Light-soft matter interaction is at the heart of many fields in science and technology. To fully understand photoactivated processes in multi-chromophore soft materials, a substantial innovation of existing methodologies is needed. LightDyNAmics uses DNA photoactivated dynamics as a training platform for developing new methods and training researchers. The interaction between UV light and DNA has a fundamental biological relevance as it can damage the genetic code. As DNA is the archetype of soft materials used in biomedical and optoelectronic applications, it allows us to use it as a challenging playground for exploring the main processes triggered by light in complex soft materials.
Light interaction with biomaterials is the driving mechanism of fundamental biological processes and is a powerful tool in biomedicine for analytical, diagnostic and therapeutic purposes.
The main goal of LightDyNAmics is to achieve a complete understanding of the ultrafast dynamical processes at the molecular scale induced by UV light absorption in DNA, and to unveil the mechanisms leading to photodamage of the genetic code. At the same time, the project will transfer this knowledge to a broad class of optoelectronic materials, highly relevant for Europe`s high-tech industries.
LightDyNAmics is an academia-industry research environment training 15 Early Stage Researchers by crossing the border between theoretical and experimental expertise. This will be achieved by performing independent, yet interrelated and complementary research projects focussed on photoactivated dynamics of DNA, and by developing a variety of new spectroscopic and computational methods.
The consortium brings together 10 leading academic groups with multidisciplinary expertise and a unique blend of experimental and computational skills.
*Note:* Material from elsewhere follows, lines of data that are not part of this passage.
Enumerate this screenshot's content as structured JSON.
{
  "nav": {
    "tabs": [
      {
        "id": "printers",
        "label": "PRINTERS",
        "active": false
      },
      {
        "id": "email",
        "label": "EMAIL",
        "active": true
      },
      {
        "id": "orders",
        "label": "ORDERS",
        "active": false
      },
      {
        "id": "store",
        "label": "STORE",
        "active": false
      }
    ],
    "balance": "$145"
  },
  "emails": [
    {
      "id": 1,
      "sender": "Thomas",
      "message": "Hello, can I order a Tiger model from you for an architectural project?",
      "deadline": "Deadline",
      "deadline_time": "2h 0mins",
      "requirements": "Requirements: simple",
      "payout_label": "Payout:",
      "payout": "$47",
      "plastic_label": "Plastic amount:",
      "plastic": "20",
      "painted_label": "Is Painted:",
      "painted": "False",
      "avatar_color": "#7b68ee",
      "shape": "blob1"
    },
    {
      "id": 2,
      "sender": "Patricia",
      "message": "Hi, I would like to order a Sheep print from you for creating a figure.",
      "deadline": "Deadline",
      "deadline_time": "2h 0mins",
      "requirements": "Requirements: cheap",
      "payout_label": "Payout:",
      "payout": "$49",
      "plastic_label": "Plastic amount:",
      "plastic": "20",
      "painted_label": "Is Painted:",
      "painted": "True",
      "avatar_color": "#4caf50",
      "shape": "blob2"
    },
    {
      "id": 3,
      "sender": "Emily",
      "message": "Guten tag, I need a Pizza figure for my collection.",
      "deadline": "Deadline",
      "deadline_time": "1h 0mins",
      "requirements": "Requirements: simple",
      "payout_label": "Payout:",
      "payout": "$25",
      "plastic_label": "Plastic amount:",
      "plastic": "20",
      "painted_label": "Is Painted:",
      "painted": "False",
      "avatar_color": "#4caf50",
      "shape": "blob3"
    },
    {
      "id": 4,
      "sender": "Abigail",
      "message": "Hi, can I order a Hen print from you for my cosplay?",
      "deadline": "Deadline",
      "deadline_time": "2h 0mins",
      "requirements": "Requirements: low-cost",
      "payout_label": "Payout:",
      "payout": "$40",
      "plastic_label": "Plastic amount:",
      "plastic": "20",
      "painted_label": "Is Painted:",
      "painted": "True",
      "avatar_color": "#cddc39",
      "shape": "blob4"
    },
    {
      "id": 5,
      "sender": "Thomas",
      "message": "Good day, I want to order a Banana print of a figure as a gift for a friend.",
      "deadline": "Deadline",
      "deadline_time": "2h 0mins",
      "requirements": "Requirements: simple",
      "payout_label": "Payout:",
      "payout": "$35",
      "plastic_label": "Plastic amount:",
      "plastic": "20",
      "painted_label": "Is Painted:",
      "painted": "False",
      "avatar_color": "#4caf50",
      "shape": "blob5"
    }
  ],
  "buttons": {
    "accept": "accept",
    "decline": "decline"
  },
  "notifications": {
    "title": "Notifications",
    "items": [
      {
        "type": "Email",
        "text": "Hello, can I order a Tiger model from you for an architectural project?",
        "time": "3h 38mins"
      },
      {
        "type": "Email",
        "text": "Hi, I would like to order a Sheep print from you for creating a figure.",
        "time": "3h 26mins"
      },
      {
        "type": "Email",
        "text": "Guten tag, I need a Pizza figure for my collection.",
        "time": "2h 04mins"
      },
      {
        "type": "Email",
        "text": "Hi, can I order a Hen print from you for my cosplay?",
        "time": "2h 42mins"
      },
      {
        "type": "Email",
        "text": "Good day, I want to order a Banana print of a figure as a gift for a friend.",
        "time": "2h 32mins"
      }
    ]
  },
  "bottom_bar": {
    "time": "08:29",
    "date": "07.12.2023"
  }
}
Six innovative companies, from specialised SMEs to a leading pharmaceutical company, will be integrated in the research and training programme and help promote technological exploitation of its results.
LightDyNAmics will develop innovative molecular probes for DNA/protein interaction, paving the way to new diagnostic tools and new drugs. The light interaction with organic molecules will impact on basic sciences, from biochemistry to nanosciences, and on industrial applications ranging from healthcare to photonic technologies.